Angela Kennecke gets the scoop and adds Kelly Duncan to the list of GOP cronies milking the state for six-figure moonlighting windfalls.
I reported last week that longtime state Board of Education member Duncan got $51,000 in federal College Access grant money from June 2011 through December 2012 via the Department of Education’s money laundry machine Mid-Central Educational Cooperative. KELO-TV’s Kennecke caught up with Duncan for a terse, evasive interview on Monday.
Now Kennecke finds some more evasion. In 2013, Mid-Central stopped writing College Access checks to Duncan and started writing them to Dakota Plains Consulting LLC, which Duncan incorporated in June 2012. Mid-Central wrote Duncan’s consulting firm two $12,500 checks, in March and June 2013.
Kennecke also finds Dakota Plains Consulting pulling down a 2014–2015 contract with the Department of Education (See Contract 2015C-110) to train teachers and administrators in data analysis. This contract was worth $40,000, safely below the $50K threshold that would have required the DOE to put this contract up for bid. The contract indicates Duncan would split this part-time work with then-fellow USD counseling professor Gerta Bardhoshi, who now works for the University of Iowa.

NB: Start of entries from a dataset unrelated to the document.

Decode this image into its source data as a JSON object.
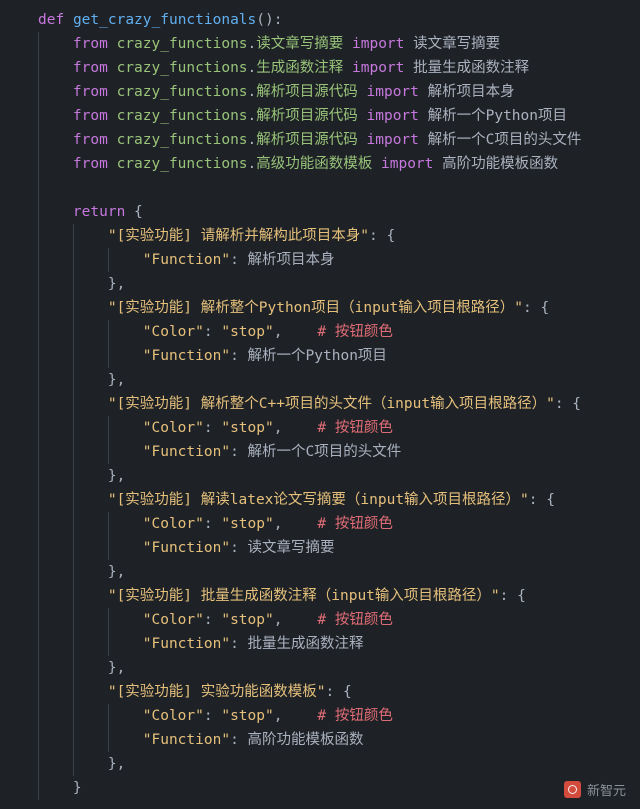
{
  "editor": {
    "background": "#1e2227",
    "language": "python",
    "colors": {
      "keyword": "#c678dd",
      "function": "#61afef",
      "module": "#98c379",
      "string": "#e5c07b",
      "comment": "#e06c75",
      "plain": "#abb2bf",
      "brace": "#d19a66",
      "indent_guide": "#3a4048"
    }
  },
  "code": {
    "lines": [
      {
        "indent": 0,
        "tokens": [
          {
            "c": "kw",
            "t": "def"
          },
          {
            "c": "plain",
            "t": " "
          },
          {
            "c": "fn",
            "t": "get_crazy_functionals"
          },
          {
            "c": "punct",
            "t": "():"
          }
        ]
      },
      {
        "indent": 1,
        "tokens": [
          {
            "c": "kw",
            "t": "from"
          },
          {
            "c": "plain",
            "t": " "
          },
          {
            "c": "mod",
            "t": "crazy_functions"
          },
          {
            "c": "punct",
            "t": "."
          },
          {
            "c": "mod",
            "t": "读文章写摘要"
          },
          {
            "c": "plain",
            "t": " "
          },
          {
            "c": "kw",
            "t": "import"
          },
          {
            "c": "plain",
            "t": " 读文章写摘要"
          }
        ]
      },
      {
        "indent": 1,
        "tokens": [
          {
            "c": "kw",
            "t": "from"
          },
          {
            "c": "plain",
            "t": " "
          },
          {
            "c": "mod",
            "t": "crazy_functions"
          },
          {
            "c": "punct",
            "t": "."
          },
          {
            "c": "mod",
            "t": "生成函数注释"
          },
          {
            "c": "plain",
            "t": " "
          },
          {
            "c": "kw",
            "t": "import"
          },
          {
            "c": "plain",
            "t": " 批量生成函数注释"
          }
        ]
      },
      {
        "indent": 1,
        "tokens": [
          {
            "c": "kw",
            "t": "from"
          },
          {
            "c": "plain",
            "t": " "
          },
          {
            "c": "mod",
            "t": "crazy_functions"
          },
          {
            "c": "punct",
            "t": "."
          },
          {
            "c": "mod",
            "t": "解析项目源代码"
          },
          {
            "c": "plain",
            "t": " "
          },
          {
            "c": "kw",
            "t": "import"
          },
          {
            "c": "plain",
            "t": " 解析项目本身"
          }
        ]
      },
      {
        "indent": 1,
        "tokens": [
          {
            "c": "kw",
            "t": "from"
          },
          {
            "c": "plain",
            "t": " "
          },
          {
            "c": "mod",
            "t": "crazy_functions"
          },
          {
            "c": "punct",
            "t": "."
          },
          {
            "c": "mod",
            "t": "解析项目源代码"
          },
          {
            "c": "plain",
            "t": " "
          },
          {
            "c": "kw",
            "t": "import"
          },
          {
            "c": "plain",
            "t": " 解析一个Python项目"
          }
        ]
      },
      {
        "indent": 1,
        "tokens": [
          {
            "c": "kw",
            "t": "from"
          },
          {
            "c": "plain",
            "t": " "
          },
          {
            "c": "mod",
            "t": "crazy_functions"
          },
          {
            "c": "punct",
            "t": "."
          },
          {
            "c": "mod",
            "t": "解析项目源代码"
          },
          {
            "c": "plain",
            "t": " "
          },
          {
            "c": "kw",
            "t": "import"
          },
          {
            "c": "plain",
            "t": " 解析一个C项目的头文件"
          }
        ]
      },
      {
        "indent": 1,
        "tokens": [
          {
            "c": "kw",
            "t": "from"
          },
          {
            "c": "plain",
            "t": " "
          },
          {
            "c": "mod",
            "t": "crazy_functions"
          },
          {
            "c": "punct",
            "t": "."
          },
          {
            "c": "mod",
            "t": "高级功能函数模板"
          },
          {
            "c": "plain",
            "t": " "
          },
          {
            "c": "kw",
            "t": "import"
          },
          {
            "c": "plain",
            "t": " 高阶功能模板函数"
          }
        ]
      },
      {
        "indent": 0,
        "tokens": []
      },
      {
        "indent": 1,
        "tokens": [
          {
            "c": "kw",
            "t": "return"
          },
          {
            "c": "plain",
            "t": " "
          },
          {
            "c": "punct",
            "t": "{"
          }
        ]
      },
      {
        "indent": 2,
        "tokens": [
          {
            "c": "str",
            "t": "\"[实验功能] 请解析并解构此项目本身\""
          },
          {
            "c": "punct",
            "t": ": {"
          }
        ]
      },
      {
        "indent": 3,
        "tokens": [
          {
            "c": "str",
            "t": "\"Function\""
          },
          {
            "c": "punct",
            "t": ": "
          },
          {
            "c": "plain",
            "t": "解析项目本身"
          }
        ]
      },
      {
        "indent": 2,
        "tokens": [
          {
            "c": "punct",
            "t": "},"
          }
        ]
      },
      {
        "indent": 2,
        "tokens": [
          {
            "c": "str",
            "t": "\"[实验功能] 解析整个Python项目（input输入项目根路径）\""
          },
          {
            "c": "punct",
            "t": ": {"
          }
        ]
      },
      {
        "indent": 3,
        "tokens": [
          {
            "c": "str",
            "t": "\"Color\""
          },
          {
            "c": "punct",
            "t": ": "
          },
          {
            "c": "str",
            "t": "\"stop\""
          },
          {
            "c": "punct",
            "t": ","
          },
          {
            "c": "plain",
            "t": "    "
          },
          {
            "c": "comment",
            "t": "# 按钮颜色"
          }
        ]
      },
      {
        "indent": 3,
        "tokens": [
          {
            "c": "str",
            "t": "\"Function\""
          },
          {
            "c": "punct",
            "t": ": "
          },
          {
            "c": "plain",
            "t": "解析一个Python项目"
          }
        ]
      },
      {
        "indent": 2,
        "tokens": [
          {
            "c": "punct",
            "t": "},"
          }
        ]
      },
      {
        "indent": 2,
        "tokens": [
          {
            "c": "str",
            "t": "\"[实验功能] 解析整个C++项目的头文件（input输入项目根路径）\""
          },
          {
            "c": "punct",
            "t": ": {"
          }
        ]
      },
      {
        "indent": 3,
        "tokens": [
          {
            "c": "str",
            "t": "\"Color\""
          },
          {
            "c": "punct",
            "t": ": "
          },
          {
            "c": "str",
            "t": "\"stop\""
          },
          {
            "c": "punct",
            "t": ","
          },
          {
            "c": "plain",
            "t": "    "
          },
          {
            "c": "comment",
            "t": "# 按钮颜色"
          }
        ]
      },
      {
        "indent": 3,
        "tokens": [
          {
            "c": "str",
            "t": "\"Function\""
          },
          {
            "c": "punct",
            "t": ": "
          },
          {
            "c": "plain",
            "t": "解析一个C项目的头文件"
          }
        ]
      },
      {
        "indent": 2,
        "tokens": [
          {
            "c": "punct",
            "t": "},"
          }
        ]
      },
      {
        "indent": 2,
        "tokens": [
          {
            "c": "str",
            "t": "\"[实验功能] 解读latex论文写摘要（input输入项目根路径）\""
          },
          {
            "c": "punct",
            "t": ": {"
          }
        ]
      },
      {
        "indent": 3,
        "tokens": [
          {
            "c": "str",
            "t": "\"Color\""
          },
          {
            "c": "punct",
            "t": ": "
          },
          {
            "c": "str",
            "t": "\"stop\""
          },
          {
            "c": "punct",
            "t": ","
          },
          {
            "c": "plain",
            "t": "    "
          },
          {
            "c": "comment",
            "t": "# 按钮颜色"
          }
        ]
      },
      {
        "indent": 3,
        "tokens": [
          {
            "c": "str",
            "t": "\"Function\""
          },
          {
            "c": "punct",
            "t": ": "
          },
          {
            "c": "plain",
            "t": "读文章写摘要"
          }
        ]
      },
      {
        "indent": 2,
        "tokens": [
          {
            "c": "punct",
            "t": "},"
          }
        ]
      },
      {
        "indent": 2,
        "tokens": [
          {
            "c": "str",
            "t": "\"[实验功能] 批量生成函数注释（input输入项目根路径）\""
          },
          {
            "c": "punct",
            "t": ": {"
          }
        ]
      },
      {
        "indent": 3,
        "tokens": [
          {
            "c": "str",
            "t": "\"Color\""
          },
          {
            "c": "punct",
            "t": ": "
          },
          {
            "c": "str",
            "t": "\"stop\""
          },
          {
            "c": "punct",
            "t": ","
          },
          {
            "c": "plain",
            "t": "    "
          },
          {
            "c": "comment",
            "t": "# 按钮颜色"
          }
        ]
      },
      {
        "indent": 3,
        "tokens": [
          {
            "c": "str",
            "t": "\"Function\""
          },
          {
            "c": "punct",
            "t": ": "
          },
          {
            "c": "plain",
            "t": "批量生成函数注释"
          }
        ]
      },
      {
        "indent": 2,
        "tokens": [
          {
            "c": "punct",
            "t": "},"
          }
        ]
      },
      {
        "indent": 2,
        "tokens": [
          {
            "c": "str",
            "t": "\"[实验功能] 实验功能函数模板\""
          },
          {
            "c": "punct",
            "t": ": {"
          }
        ]
      },
      {
        "indent": 3,
        "tokens": [
          {
            "c": "str",
            "t": "\"Color\""
          },
          {
            "c": "punct",
            "t": ": "
          },
          {
            "c": "str",
            "t": "\"stop\""
          },
          {
            "c": "punct",
            "t": ","
          },
          {
            "c": "plain",
            "t": "    "
          },
          {
            "c": "comment",
            "t": "# 按钮颜色"
          }
        ]
      },
      {
        "indent": 3,
        "tokens": [
          {
            "c": "str",
            "t": "\"Function\""
          },
          {
            "c": "punct",
            "t": ": "
          },
          {
            "c": "plain",
            "t": "高阶功能模板函数"
          }
        ]
      },
      {
        "indent": 2,
        "tokens": [
          {
            "c": "punct",
            "t": "},"
          }
        ]
      },
      {
        "indent": 1,
        "tokens": [
          {
            "c": "punct",
            "t": "}"
          }
        ]
      }
    ]
  },
  "watermark": {
    "label": "新智元",
    "logo_icon": "circle-logo-icon"
  }
}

Dakota Plains Consulting has also offered data assessment services to public school districts like West Central, which paid Duncan’s firm $1,055.55 in November 2014, and bookkeeping and accounting services under contract to the South Dakota Counseling Association in FY2015.
$51K, $25K, $40K… that’s $116,000. If Bardhoshi got a 50% cut of the DOE contract, Duncan didn’t quite make six figures to join the Melmer–Moore–Graves club. But $96K is still a nice private capitalization of connections to South Dakota’s public education establishment.
Kennecke asks the obvious question of conflict of interest and hears the standard line from the Department of Education:
The South Dakota Department of Education replied by email that it’s allowed because the board doesn’t approve or oversee Department of Education staff, expenditures or contracts.
The email also says she wasn’t given any favoritism because of her role on the board and that, “Dr. Duncan has significant knowledge, expertise and experience in developing and delivering training and using educational data to inform instruction and school leadership. That qualifies her to do this work, and it also makes her a good board member” [Angela Kennecke, “Board Of Education Member Also Has Contract with Dept. of Ed,” KELO-TV, 2015.11.18].
The organization relationship of the Board of Education and the Department of Education seems fuzzy. Expect attentive legislators to propose clarifying that relationship during the 2016 Session.